The Eudora school district maintains it doesn’t have any to spare.
A federal mediator is coming to town Thursday to help the two sides break an impasse declared after months of negotiations toward a new work agreement.
“We want to be able to help everyone,” said Belinda Rehmer, a member of the Eudora school board. “We have some amazing teachers and would love to give them everything they want, but we have a budget.
“They think we have more money than we do, and somebody’s got to come in and help us figure it all out.”
Mediation begins Thursday evening, with a negotiations session that starts at 6:30 p.m. in the library at Eudora Middle School.
The teachers, represented by the Eudora Education Association, are pushing for:
– All 108 licensed professionals — teachers, librarians, counselors and others — to receive a $125 increase to their annual base salary, plus an ability to pick up “step” raises on the district’s salary schedule based on education and years of experience. Overall, the association says, such educators typically would receive raises of 1 percent.
– The district to provide another $20 a month for employee health insurance.
– Licensed educators to be able to “sell back” accumulated leave to the district at each educator’s full daily wage, provided the educator had been with the district for at least 15 years. Currently, the sell-back rate for such educators is $50 per day.
Dick Powers, a member of the association’s negotiating team and a second-grade teacher in his 15th year at Eudora Elementary School, said that the district ended the past school year with an extra $1.5 million in ending fund balance, and that the teachers’ requests would not come close to accounting for all of that money.
“We’re just asking for a paltry sum,” Powers said. “A paltry amount, a small amount. They have the money to cover it.”
Added Bob Sailler, who is chairman of the association, teaches eighth grade at Eudora Middle School and is in his 26th year teaching in the district: “It’s a matter of priorities.”
Rehmer counters that the district is coming off a year of budget cuts, and heading into another year facing the likelihood of more from the state.
The district cut $1 million from its budget this past spring, and for a district whose overall budget is little more than $10 million that’s no small task, said Kristin Magette, a district spokeswoman.
“It’s just a matter of school districts are in a period of constricting resources, and our board is just trying to be mindful of how those resources are used,” she said.
The district’s licensed professionals continue to work under terms of last year’s contract, which had granted teachers the ability to move on the salary schedule. But such movement would not happen again, unless and until it was included in a new agreement, the one being worked on now.

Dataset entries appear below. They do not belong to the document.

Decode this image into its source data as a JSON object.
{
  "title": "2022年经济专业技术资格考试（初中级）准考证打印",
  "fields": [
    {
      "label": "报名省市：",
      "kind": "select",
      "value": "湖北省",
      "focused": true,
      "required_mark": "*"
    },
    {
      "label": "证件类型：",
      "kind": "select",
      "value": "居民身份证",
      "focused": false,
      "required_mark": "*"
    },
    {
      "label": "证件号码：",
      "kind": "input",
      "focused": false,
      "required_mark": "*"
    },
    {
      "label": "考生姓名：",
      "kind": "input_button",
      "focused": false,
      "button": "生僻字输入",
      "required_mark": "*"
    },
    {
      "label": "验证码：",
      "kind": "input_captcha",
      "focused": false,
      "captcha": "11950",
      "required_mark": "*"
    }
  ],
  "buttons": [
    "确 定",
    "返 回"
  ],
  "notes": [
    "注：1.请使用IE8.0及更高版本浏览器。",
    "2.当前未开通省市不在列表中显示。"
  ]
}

“We have a very modest proposal,” Sailler said. “We are not that far apart. We are hopeful we can get it settled.”